— DATA TO PROCESS —
────────────────

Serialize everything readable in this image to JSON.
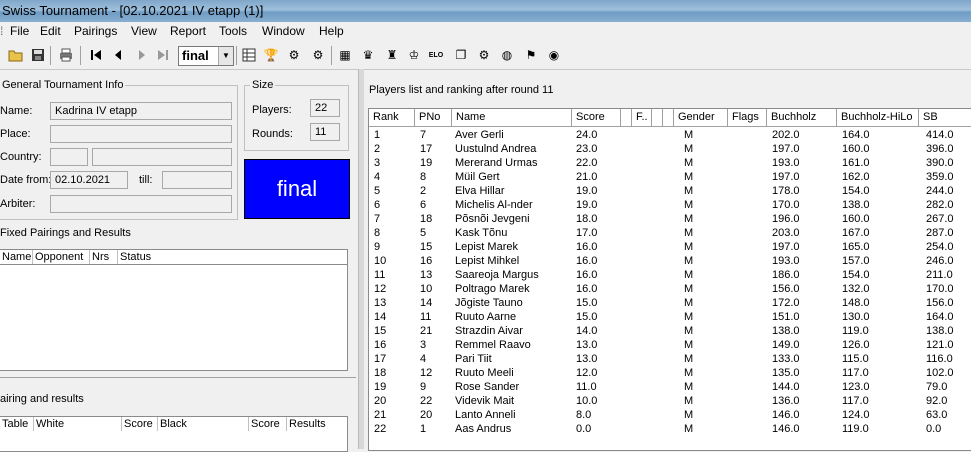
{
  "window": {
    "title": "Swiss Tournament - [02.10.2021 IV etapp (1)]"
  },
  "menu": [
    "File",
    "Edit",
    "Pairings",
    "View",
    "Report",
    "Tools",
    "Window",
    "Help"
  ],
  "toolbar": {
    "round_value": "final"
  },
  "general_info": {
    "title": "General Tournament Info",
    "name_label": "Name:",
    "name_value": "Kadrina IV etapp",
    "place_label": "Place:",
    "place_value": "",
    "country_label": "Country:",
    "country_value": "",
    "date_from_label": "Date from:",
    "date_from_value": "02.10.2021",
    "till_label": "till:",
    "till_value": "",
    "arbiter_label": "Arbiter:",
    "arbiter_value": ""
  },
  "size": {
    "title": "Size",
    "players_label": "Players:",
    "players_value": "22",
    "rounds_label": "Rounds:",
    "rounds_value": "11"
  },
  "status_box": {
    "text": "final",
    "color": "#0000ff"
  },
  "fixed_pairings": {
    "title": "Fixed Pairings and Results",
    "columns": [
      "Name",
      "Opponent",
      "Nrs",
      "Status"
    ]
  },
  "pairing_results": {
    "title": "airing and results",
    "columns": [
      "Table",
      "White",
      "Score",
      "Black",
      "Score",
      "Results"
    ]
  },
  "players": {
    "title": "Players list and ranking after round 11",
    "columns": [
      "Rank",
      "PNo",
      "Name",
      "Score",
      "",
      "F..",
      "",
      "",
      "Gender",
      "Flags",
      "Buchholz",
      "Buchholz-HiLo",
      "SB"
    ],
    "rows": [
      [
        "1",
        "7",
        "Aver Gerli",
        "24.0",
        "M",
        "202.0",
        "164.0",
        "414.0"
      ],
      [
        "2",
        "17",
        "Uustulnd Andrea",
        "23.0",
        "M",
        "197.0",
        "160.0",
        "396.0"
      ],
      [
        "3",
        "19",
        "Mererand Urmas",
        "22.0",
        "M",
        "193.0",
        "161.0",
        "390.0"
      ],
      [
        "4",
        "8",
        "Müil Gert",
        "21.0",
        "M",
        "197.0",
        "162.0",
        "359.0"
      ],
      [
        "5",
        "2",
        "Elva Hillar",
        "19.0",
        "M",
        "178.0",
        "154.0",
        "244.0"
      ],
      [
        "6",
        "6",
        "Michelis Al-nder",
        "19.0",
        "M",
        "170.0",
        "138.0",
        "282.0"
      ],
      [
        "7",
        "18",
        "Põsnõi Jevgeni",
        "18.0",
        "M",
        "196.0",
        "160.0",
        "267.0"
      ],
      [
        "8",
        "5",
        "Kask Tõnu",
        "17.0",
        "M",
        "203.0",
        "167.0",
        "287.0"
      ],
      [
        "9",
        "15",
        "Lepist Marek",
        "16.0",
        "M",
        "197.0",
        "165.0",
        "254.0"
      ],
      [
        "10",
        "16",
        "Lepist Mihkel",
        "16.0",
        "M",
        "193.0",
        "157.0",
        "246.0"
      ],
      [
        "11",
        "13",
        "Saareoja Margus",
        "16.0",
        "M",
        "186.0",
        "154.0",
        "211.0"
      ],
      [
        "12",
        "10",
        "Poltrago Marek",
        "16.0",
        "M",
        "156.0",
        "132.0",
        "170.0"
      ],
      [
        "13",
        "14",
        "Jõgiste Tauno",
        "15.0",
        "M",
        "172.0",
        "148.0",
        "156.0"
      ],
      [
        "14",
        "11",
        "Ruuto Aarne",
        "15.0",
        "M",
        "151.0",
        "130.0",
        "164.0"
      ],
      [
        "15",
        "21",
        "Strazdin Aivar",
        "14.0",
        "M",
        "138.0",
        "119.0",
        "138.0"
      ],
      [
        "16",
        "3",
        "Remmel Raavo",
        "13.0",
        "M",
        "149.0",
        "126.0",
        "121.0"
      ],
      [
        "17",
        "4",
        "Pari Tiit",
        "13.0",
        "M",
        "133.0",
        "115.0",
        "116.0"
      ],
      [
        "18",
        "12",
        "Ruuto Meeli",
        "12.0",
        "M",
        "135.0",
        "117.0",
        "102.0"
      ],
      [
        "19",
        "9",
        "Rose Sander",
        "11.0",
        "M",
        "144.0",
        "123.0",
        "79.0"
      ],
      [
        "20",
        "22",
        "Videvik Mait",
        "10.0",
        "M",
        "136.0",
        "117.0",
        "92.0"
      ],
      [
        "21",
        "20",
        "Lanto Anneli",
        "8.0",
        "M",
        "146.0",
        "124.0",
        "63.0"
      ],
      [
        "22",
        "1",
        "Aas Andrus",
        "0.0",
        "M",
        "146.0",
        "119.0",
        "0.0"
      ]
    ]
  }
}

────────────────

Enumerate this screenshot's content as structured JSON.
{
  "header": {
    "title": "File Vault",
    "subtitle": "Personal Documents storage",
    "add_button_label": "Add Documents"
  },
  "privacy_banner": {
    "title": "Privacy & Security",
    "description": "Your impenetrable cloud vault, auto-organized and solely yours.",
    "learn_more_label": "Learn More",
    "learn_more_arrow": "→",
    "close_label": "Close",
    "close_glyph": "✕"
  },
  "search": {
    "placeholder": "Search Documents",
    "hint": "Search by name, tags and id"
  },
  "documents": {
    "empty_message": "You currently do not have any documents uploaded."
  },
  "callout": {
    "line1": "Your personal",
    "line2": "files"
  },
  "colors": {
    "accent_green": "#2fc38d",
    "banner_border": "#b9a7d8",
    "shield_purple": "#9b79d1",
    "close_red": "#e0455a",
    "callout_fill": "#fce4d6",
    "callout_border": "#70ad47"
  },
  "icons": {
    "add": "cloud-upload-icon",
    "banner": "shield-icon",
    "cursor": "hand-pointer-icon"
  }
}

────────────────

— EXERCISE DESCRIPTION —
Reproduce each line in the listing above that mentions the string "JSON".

— RESULT OF THE TASK —
Serialize everything readable in this image to JSON.
Enumerate this screenshot's content as structured JSON.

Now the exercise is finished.